Global energy supply will face significant challenges over the next century. These include ensuring security of energy supply, greenhouse gas concentration stabilisation in the atmosphere to levels that will limit damage from climate change, reducing other negative impacts of energy supply on the environment, and providing access to energy to the world’s poor.
Biomass contributes about 10% of world primary energy supply, predominantly as traditional fuels for cooking and heating. In industrialised countries, the biomass contribution is in the range of 2-4%. There is significant potential to increase its contribution for the provision of heat, electricity and transport fuels. Furthermore, biomass can contribute to addressing the challenges facing energy supply and can be accompanied by other socio-economic benefits. However, the deployment of bioenergy faces technical, economic, social and regulatory barriers, and the bioenergy sector and related policies and markets are still at an early stage of development.
A number of international activities are already at work to assist the development and deployment of bioenergy in developed and developing countries, but additional action at the international level is needed to accelerate the expansion of sustainable bioenergy. This was recognised by the G8 Leaders in Gleneagles Communiqué endorsing the launch of a Global Bioenergy Partnership to support wider, cost effective biomass and biofuels deployment, particularly in developing countries.
The objective of this White Paper is to discuss how the Global Bioenergy Partnership could contribute to the development and deployment of bioenergy in developed and developing countries, based on a review of the barriers facing bioenergy, existing international activities directed at bioenergy development and deployment, and the identification of areas of action where it is believed that a Partnership could add value.
The White Paper identifies fives areas where the Partnership could have an important role:
• Supporting national and regional bioenergy policymaking;
• Facilitating international cooperation in bioenergy;
• Promoting development of bioenergy projects and markets;
• Supporting biomass feedstock supply through information and research;
• Encouraging development and transfer of biomass conversion technologies.
In each of these areas, the Partnership role could include activities such as:
• Political engagement and promotion of bioenergy;
• Integration and leverage of international activities;
• Exchange of information, knowledge, skills and technologies;
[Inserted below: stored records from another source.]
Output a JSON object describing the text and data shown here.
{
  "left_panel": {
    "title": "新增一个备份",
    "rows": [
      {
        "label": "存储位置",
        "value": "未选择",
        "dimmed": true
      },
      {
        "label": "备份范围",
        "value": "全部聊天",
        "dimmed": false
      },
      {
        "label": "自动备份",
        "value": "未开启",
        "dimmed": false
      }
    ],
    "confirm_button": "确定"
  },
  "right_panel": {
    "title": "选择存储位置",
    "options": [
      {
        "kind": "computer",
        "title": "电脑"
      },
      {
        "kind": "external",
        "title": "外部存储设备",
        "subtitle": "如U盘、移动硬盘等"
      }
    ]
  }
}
• Facilitation of bioenergy integration into energy markets e.g. through activities related to
standards, certification, international trade, etc.;
• Promotion of RD&D and market-building activities.